---- Data extract

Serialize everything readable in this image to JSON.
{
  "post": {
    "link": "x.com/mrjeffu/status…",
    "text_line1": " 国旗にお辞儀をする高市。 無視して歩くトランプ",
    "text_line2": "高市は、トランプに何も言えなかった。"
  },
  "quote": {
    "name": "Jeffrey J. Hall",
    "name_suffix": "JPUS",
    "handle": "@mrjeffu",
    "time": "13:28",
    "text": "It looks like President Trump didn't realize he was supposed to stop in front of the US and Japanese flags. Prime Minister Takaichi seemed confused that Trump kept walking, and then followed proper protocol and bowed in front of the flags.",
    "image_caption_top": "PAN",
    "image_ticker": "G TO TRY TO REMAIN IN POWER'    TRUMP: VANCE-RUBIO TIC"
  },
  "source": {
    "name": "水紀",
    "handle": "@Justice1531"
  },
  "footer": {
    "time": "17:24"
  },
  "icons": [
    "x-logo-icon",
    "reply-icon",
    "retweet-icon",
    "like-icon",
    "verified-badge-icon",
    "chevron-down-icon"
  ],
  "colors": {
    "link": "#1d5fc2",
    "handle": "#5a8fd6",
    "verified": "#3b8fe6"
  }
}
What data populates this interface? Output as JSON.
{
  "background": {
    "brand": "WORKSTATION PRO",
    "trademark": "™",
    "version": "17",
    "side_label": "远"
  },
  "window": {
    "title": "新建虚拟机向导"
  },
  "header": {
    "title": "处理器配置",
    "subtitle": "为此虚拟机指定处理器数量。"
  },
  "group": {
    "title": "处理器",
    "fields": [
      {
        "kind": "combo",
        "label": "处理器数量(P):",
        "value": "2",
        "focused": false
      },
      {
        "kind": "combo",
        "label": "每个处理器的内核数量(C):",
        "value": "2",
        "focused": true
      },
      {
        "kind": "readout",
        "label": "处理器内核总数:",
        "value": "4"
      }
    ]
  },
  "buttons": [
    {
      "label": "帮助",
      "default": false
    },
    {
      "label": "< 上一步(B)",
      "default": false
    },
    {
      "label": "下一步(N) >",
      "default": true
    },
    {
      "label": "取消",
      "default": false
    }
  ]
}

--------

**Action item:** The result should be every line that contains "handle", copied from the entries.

**Reply to the task:**
    "handle": "@mrjeffu",
    "handle": "@Justice1531"
    "handle": "#5a8fd6",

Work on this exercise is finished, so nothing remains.